There’s a lot of talk about sativa or indica and whether a strain really matters. In the case of choosing cannabis for sleep doing some research about strains will help you determine whether what you consume will help relax you or make your sleep issues worse. Leafly has a great strain guide and your caregiver or budtender should be able to give you some direction, too. Keep in mind, indica tends to be more relaxing than sativa, and a hybrid for sleep should be indica dominant.
Smoking vs. Edibles.
We tend to favor edibles for sleep only because of their long-lasting power. While an edible will take longer to take effect, it stays with you longer, too. You’ll want to consume your edible about 90 minutes before you hit the bed so the relaxing properties are working. If you choose to smoke, you can do that right before you brush your teeth and hop between the sheets and don’t smoke in bed!
It Might Help with Sleep Apnea.

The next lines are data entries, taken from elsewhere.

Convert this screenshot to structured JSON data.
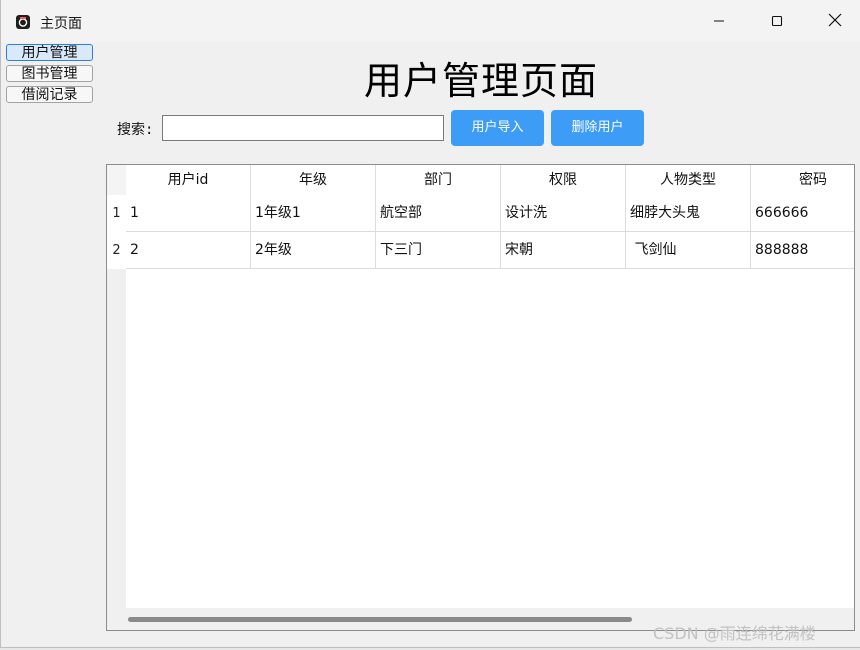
{
  "window": {
    "title": "主页面"
  },
  "sidebar": {
    "items": [
      {
        "label": "用户管理"
      },
      {
        "label": "图书管理"
      },
      {
        "label": "借阅记录"
      }
    ]
  },
  "main": {
    "page_title": "用户管理页面",
    "search": {
      "label": "搜索:",
      "value": "",
      "placeholder": ""
    },
    "buttons": {
      "import_label": "用户导入",
      "delete_label": "删除用户"
    },
    "table": {
      "columns": [
        "用户id",
        "年级",
        "部门",
        "权限",
        "人物类型",
        "密码"
      ],
      "row_numbers": [
        "1",
        "2"
      ],
      "rows": [
        [
          "1",
          "1年级1",
          "航空部",
          "设计洗",
          "细脖大头鬼",
          "666666"
        ],
        [
          "2",
          "2年级",
          "下三门",
          "宋朝",
          " 飞剑仙",
          "888888"
        ]
      ]
    }
  },
  "watermark": "CSDN @雨连绵花满楼",
  "colors": {
    "accent_button": "#3d9cf5",
    "active_nav_border": "#2f7fd6",
    "active_nav_bg": "#d8e9fb"
  },
  "icons": {
    "app": "app-icon",
    "minimize": "minimize-icon",
    "maximize": "maximize-icon",
    "close": "close-icon"
  }
}
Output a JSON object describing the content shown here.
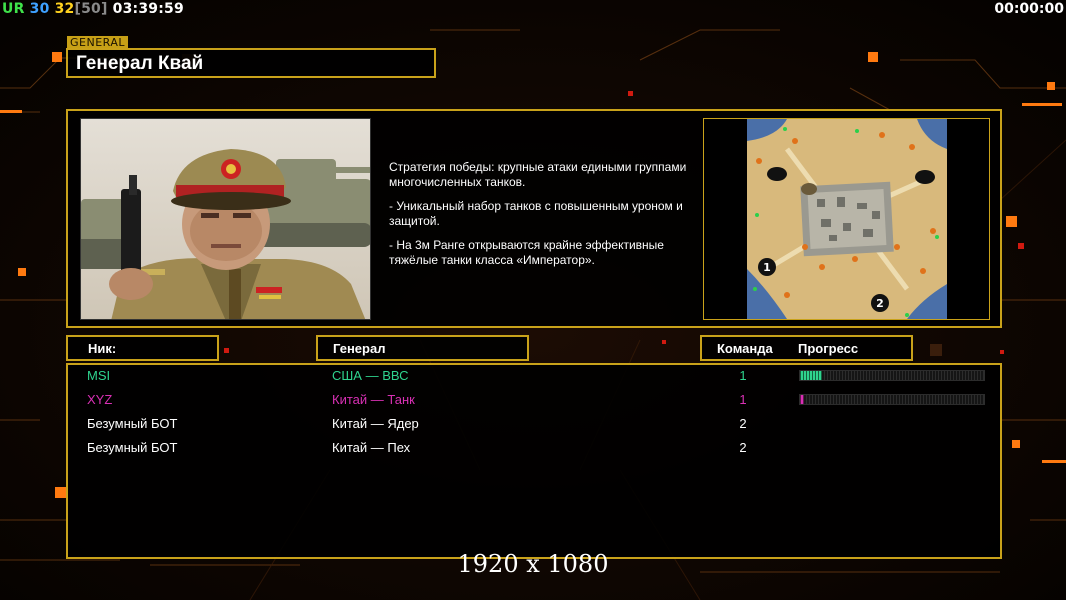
{
  "hud": {
    "ur": "UR",
    "value1": "30",
    "value2": "32",
    "value3": "[50]",
    "clock": "03:39:59",
    "timer": "00:00:00"
  },
  "general": {
    "tag": "GENERAL",
    "name": "Генерал Квай",
    "description": [
      "Стратегия победы: крупные атаки едиными группами многочисленных танков.",
      "- Уникальный набор танков с повышенным уроном и защитой.",
      "- На 3м Ранге открываются крайне эффективные тяжёлые танки класса «Император»."
    ]
  },
  "map": {
    "start_1": "1",
    "start_2": "2"
  },
  "columns": {
    "nick": "Ник:",
    "general": "Генерал",
    "team": "Команда",
    "progress": "Прогресс"
  },
  "players": [
    {
      "nick": "MSI",
      "general": "США — ВВС",
      "team": "1",
      "color": "#2fd38e",
      "progress": 0.12
    },
    {
      "nick": "XYZ",
      "general": "Китай — Танк",
      "team": "1",
      "color": "#d930b4",
      "progress": 0.02
    },
    {
      "nick": "Безумный БОТ",
      "general": "Китай — Ядер",
      "team": "2",
      "color": "#ffffff",
      "progress": null
    },
    {
      "nick": "Безумный БОТ",
      "general": "Китай — Пех",
      "team": "2",
      "color": "#ffffff",
      "progress": null
    }
  ],
  "footer": {
    "resolution": "1920 x 1080"
  },
  "colors": {
    "frame": "#c9a21a",
    "accent_orange": "#ff7a10"
  }
}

Sleep apnea is a condition where the sleeper has frequent obstructions of breathing that can last from a few seconds to several minutes. Sleep apnea causes a person to wake up throughout the night and disturbs the sleep cycle. Some people stop breathing up to 30 times in an hour. People with sleep apnea are prone to headaches, daytime drowsiness and irritability. There has been limited research on using cannabis to help with sleep apnea—a small study with 17 people showed promise, but it’s not enough participants to give us faith in its result. What researchers are learning, though, is that THC can help restore breathing stability with serotonin signals to the brain.
Love Your Dreams?
You Might Miss Them if You’re Trying Cannabis for Sleep.
One of the biggest complaints people have about using cannabis for sleep is that interferes with dreams. Dreams happen in the REM cycle of sleep, which is the last cycle of sleep during the night and we know cannabis interferes with that process. Cannabis that is high in CBD and lower in THC might help restore some of your REM dream sleep and help you relax more.
If you’ve had trouble sleeping in the past, then you know that experimentation is key to getting it right and cannabis for sleep is much the same.